THE RECORDS –
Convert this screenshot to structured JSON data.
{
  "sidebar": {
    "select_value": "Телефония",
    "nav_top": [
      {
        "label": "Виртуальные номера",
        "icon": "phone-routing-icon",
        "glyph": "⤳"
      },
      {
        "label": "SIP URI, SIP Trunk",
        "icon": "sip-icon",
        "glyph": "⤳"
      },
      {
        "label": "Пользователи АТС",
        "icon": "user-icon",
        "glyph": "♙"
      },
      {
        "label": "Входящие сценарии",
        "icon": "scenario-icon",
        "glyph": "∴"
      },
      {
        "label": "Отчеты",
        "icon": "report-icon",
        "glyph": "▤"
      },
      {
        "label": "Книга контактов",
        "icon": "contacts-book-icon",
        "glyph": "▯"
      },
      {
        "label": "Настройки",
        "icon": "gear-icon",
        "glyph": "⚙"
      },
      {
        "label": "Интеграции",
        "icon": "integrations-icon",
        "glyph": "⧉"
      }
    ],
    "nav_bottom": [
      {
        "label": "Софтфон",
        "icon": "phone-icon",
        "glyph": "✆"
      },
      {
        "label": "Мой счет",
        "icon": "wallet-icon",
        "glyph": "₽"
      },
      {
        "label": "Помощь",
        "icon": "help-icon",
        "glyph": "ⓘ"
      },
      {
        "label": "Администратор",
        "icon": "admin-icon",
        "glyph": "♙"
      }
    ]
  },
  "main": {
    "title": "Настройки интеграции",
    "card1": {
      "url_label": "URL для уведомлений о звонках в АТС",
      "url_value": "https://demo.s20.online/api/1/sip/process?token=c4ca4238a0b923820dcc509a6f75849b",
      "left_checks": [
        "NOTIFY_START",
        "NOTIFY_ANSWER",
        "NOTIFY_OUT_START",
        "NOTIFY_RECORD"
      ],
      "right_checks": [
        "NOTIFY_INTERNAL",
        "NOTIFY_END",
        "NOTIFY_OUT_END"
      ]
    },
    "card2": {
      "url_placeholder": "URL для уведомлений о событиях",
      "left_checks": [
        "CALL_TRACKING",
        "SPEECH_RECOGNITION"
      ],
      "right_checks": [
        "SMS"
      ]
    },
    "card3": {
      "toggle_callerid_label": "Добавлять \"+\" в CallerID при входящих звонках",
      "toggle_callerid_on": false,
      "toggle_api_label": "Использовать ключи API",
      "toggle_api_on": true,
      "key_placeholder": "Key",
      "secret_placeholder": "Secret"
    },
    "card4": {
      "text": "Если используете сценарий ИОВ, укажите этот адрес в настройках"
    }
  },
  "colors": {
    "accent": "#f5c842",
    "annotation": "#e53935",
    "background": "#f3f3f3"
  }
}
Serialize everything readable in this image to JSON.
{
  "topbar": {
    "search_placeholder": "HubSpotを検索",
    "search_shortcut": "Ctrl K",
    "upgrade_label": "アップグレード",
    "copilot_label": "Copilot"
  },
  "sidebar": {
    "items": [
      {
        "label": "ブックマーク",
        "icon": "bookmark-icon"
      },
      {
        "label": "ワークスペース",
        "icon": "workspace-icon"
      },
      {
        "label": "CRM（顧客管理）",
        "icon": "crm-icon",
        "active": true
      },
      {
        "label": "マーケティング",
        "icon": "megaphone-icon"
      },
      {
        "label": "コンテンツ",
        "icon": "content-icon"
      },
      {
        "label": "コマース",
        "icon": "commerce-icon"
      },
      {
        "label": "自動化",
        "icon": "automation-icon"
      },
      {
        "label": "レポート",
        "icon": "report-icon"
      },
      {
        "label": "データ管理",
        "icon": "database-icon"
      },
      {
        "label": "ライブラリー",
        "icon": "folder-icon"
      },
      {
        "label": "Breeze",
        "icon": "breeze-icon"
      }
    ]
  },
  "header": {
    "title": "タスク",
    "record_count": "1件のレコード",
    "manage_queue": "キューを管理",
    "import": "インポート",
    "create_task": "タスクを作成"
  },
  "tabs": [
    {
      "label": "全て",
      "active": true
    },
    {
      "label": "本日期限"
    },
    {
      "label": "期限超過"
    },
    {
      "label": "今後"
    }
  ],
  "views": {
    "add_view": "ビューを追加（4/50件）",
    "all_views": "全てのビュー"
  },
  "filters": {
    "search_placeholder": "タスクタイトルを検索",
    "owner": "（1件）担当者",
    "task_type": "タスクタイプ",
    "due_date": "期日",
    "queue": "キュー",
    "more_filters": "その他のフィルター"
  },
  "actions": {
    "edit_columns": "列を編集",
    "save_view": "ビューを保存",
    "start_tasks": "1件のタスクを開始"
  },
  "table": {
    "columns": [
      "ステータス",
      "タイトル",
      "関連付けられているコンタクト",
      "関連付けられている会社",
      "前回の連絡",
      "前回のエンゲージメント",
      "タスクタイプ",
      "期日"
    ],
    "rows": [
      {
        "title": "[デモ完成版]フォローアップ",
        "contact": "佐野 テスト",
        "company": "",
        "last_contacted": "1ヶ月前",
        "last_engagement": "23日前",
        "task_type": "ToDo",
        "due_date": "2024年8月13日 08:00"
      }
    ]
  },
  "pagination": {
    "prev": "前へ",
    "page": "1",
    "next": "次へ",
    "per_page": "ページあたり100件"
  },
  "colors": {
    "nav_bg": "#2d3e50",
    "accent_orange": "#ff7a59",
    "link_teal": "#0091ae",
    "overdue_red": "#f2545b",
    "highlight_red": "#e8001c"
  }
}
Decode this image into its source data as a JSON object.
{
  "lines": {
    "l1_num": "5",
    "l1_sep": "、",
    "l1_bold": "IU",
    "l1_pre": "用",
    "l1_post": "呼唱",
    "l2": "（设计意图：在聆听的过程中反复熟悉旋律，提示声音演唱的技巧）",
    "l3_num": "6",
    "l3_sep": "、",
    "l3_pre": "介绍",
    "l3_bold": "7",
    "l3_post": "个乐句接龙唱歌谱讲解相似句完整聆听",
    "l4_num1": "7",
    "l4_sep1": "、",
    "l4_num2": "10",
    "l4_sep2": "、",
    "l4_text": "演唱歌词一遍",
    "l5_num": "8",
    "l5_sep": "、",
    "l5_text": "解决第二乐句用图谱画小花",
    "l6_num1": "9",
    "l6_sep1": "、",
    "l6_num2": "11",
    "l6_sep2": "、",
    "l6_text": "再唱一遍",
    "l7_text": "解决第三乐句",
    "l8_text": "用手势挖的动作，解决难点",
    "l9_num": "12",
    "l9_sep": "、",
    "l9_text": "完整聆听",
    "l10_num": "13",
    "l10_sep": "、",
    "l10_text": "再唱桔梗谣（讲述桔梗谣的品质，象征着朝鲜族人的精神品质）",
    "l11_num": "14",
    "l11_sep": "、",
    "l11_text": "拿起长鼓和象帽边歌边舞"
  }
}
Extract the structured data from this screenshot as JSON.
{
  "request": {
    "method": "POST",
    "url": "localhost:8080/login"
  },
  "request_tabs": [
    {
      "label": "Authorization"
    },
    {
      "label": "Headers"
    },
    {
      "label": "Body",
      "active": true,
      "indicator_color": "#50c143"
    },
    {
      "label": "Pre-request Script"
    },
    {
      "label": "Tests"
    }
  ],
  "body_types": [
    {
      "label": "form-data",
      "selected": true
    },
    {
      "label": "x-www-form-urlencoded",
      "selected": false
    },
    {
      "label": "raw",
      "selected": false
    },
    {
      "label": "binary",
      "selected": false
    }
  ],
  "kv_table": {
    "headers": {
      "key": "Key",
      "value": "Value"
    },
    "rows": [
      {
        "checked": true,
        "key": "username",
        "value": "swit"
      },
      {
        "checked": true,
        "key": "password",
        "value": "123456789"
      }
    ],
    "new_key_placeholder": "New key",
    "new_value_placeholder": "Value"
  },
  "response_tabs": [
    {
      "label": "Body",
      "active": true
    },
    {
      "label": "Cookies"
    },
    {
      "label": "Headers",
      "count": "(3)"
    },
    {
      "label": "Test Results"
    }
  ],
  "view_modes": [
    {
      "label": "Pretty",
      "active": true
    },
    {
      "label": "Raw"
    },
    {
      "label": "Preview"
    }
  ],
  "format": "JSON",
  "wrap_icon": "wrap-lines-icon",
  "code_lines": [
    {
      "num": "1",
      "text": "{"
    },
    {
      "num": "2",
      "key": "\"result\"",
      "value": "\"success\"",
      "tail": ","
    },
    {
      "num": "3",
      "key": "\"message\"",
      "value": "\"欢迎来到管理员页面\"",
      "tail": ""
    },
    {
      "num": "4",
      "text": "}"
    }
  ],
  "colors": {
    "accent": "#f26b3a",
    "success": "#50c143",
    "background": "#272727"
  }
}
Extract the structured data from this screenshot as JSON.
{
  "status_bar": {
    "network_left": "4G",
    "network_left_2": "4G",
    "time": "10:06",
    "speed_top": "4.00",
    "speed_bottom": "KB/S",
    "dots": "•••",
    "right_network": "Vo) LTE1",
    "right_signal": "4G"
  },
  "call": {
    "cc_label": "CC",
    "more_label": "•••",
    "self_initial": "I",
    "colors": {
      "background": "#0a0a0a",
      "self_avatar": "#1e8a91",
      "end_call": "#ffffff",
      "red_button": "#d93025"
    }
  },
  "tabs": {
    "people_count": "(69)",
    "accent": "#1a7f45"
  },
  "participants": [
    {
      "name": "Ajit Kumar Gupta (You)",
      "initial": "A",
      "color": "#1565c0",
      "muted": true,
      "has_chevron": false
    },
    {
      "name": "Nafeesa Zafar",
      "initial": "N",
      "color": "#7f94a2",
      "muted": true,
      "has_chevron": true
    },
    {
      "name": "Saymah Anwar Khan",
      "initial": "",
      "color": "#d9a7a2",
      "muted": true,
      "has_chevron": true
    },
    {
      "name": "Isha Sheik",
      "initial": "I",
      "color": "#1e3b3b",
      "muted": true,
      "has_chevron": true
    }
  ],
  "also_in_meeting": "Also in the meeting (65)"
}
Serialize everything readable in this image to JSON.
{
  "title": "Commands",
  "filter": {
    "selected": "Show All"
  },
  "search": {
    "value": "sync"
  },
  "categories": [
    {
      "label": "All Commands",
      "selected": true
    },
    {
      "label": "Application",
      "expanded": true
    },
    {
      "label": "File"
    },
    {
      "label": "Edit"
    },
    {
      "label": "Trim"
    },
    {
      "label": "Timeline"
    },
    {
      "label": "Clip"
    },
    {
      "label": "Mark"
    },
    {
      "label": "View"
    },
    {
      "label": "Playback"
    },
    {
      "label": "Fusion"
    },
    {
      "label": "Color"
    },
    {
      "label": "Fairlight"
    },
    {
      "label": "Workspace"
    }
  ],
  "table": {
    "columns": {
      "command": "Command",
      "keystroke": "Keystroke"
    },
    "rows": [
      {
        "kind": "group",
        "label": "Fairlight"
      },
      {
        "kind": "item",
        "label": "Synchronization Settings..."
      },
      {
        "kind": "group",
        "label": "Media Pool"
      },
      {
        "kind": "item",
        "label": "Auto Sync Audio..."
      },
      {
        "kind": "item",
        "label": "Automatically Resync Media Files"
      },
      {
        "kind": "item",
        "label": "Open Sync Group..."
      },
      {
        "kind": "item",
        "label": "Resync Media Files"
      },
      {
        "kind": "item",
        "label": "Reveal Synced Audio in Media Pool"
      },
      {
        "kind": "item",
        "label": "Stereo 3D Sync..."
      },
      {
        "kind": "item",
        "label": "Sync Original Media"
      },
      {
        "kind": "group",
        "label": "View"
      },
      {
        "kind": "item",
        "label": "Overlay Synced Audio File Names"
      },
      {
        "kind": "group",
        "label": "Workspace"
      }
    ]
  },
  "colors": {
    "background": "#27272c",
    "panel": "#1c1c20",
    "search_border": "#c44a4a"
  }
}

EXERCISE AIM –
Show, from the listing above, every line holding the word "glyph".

SOLUTION TO THIS PROBLEM –
        "glyph": "⤳"
        "glyph": "⤳"
        "glyph": "♙"
        "glyph": "∴"
        "glyph": "▤"
        "glyph": "▯"
        "glyph": "⚙"
        "glyph": "⧉"
        "glyph": "✆"
        "glyph": "₽"
        "glyph": "ⓘ"
        "glyph": "♙"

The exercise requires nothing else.